By Thomas Guzman-Sanchez
169 pages, $48
From the soul and funk boogaloos, to rocking, popping and power moves, Underground Dance Masters explores the evolving styles and movements that dance crews across the United States performed in the mid-1960s through the 1980s. It’s written by Thomas Guzman-Sanchez, a member of the West Coast dance group Chain Reaction, who’s made it his mission to accurately report the moves, styles and dancers that make up what people know as “hip-hop dance.” (According to Guzman-Sanchez, the term “hip hop” was coined by a DJ in 1979, and the media jumped on it. “Original Generation” b-boys and street dancers do not accept the label.)

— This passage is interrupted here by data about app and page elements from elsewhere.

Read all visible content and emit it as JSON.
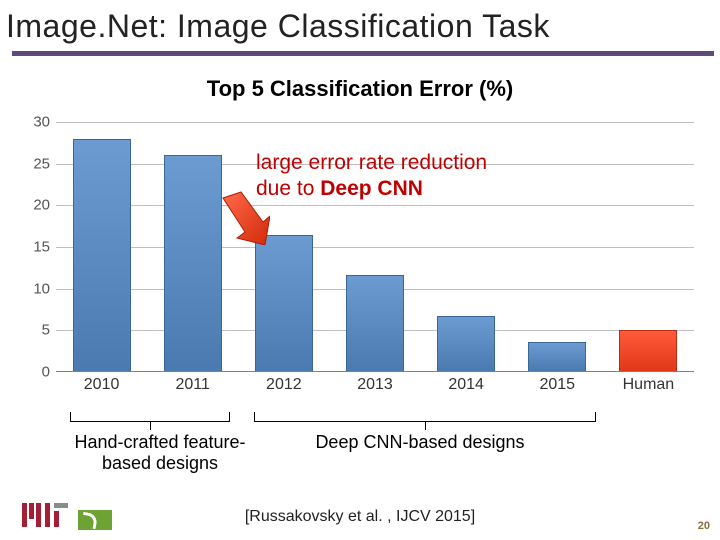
{
  "title": "Image.​Net: Image Classification Task",
  "chart_data": {
    "type": "bar",
    "title": "Top 5 Classification Error (%)",
    "categories": [
      "2010",
      "2011",
      "2012",
      "2013",
      "2014",
      "2015",
      "Human"
    ],
    "values": [
      28,
      26,
      16.4,
      11.7,
      6.7,
      3.6,
      5.1
    ],
    "highlight_index": 6,
    "ylim": [
      0,
      30
    ],
    "yticks": [
      0,
      5,
      10,
      15,
      20,
      25,
      30
    ],
    "xlabel": "",
    "ylabel": ""
  },
  "annotation": {
    "line1": "large error rate reduction",
    "line2_a": "due to ",
    "line2_b": "Deep CNN"
  },
  "brackets": {
    "left": "Hand-crafted feature-\nbased designs",
    "right": "Deep CNN-based designs"
  },
  "citation": "[Russakovsky et al. , IJCV 2015]",
  "page_number": "20",
  "colors": {
    "bar_blue": "#4a7ab0",
    "bar_red": "#e03818",
    "rule": "#604a7b",
    "anno": "#c00000"
  }
}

The book is structured by geographic region and style of dance, and personal interviews and photographs show the origins of the moves echoed in today’s hip-hop dance scene. Guzman-Sanchez first produced Underground Dance Masters in documentary form, featured at the 2008 Dance on Camera Festival. The new print material is an equally compelling account of the dances and dancers.
Note for teachers: Some minor drug and alcohol use is mentioned.